Disease makes you feel helpless. Food poisoning is among the most helpless of all conditions- you are infected by your sustenance. Most cases are painful, but mercilessly quick, so they go unexamined. One in four Americans suffers annually because of food borne pathogens. Most are never traced, not just because they weren't severe enough to merit testing, but also because many infections are impossible to trace. Listeria will often be latent for days or even weeks before unleashing havoc.

Where did it come from? It's a question that is usually never answered. Many with severe food poisoning lose faith in the food system and their own ability to chose safe food.

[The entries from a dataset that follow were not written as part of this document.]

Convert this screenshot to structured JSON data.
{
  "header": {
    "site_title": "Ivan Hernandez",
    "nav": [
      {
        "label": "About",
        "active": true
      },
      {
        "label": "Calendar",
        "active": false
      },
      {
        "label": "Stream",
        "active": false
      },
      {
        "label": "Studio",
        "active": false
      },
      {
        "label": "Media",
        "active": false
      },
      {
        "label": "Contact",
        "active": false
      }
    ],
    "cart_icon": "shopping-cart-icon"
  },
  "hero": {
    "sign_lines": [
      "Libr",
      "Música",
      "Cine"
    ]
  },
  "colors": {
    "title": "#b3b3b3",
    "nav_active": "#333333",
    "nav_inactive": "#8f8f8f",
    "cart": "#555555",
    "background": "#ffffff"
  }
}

I often think of the history of the food as a bell curve. Hunter-gatherers have usually lived a long enough time in their environment to know what is safe to eat and avoid what isn't. Civilizations treat food differently, with a focus on making things safe rather than avoiding what is unsafe. Lentils, acorns, and a myriad of other foods that came into the human diet later in history have to be "unpoisoned" in order to be consumed. In the wild, many foods we eat are completely inedible.

We still follow this same philosophy, except we have over-extended it. The animals we eat typically wallow in absolute filth, the merging absolutely disgusting and the edible. The processor has the responsibility to unpoison the meat from pigs that ate cow fetuses or milk filled with pus. The process, on the farm level, can be rife with disease-causing organisms as long as they don't make it to the table (or get caught).

The problem is doubly pronged: the diseases that fester in at the agricultural level and the lack of responsibility at the processing level. It gets harder and harder to unpoison our food and sometimes in the effort we make things worse. Even vegetarians now have to worry about virulent strains of e.coli that come from cows fed an evolutionary inappropriate diet. Consumers unusually don't know they are supporting the poisoning of their own food supply because the beef they buy comes from thousands of miles away. The recent melamine crisis highlights how much food suppliers can get away with because consumers just don't know.

Will we shift back? Will infections like mine teach people that cheap food has a high ethical, environmental, and health pricetag? Or will we just nuke our food more hoping that ultra heated pasteurization will keep us ahead of quickly evolving microbes?

In this blog I hope to explore these questions. I stopped writing after I became ill because it made thinking about food so difficult, but now I think I am ready to once again think about the weaknesses of our food system.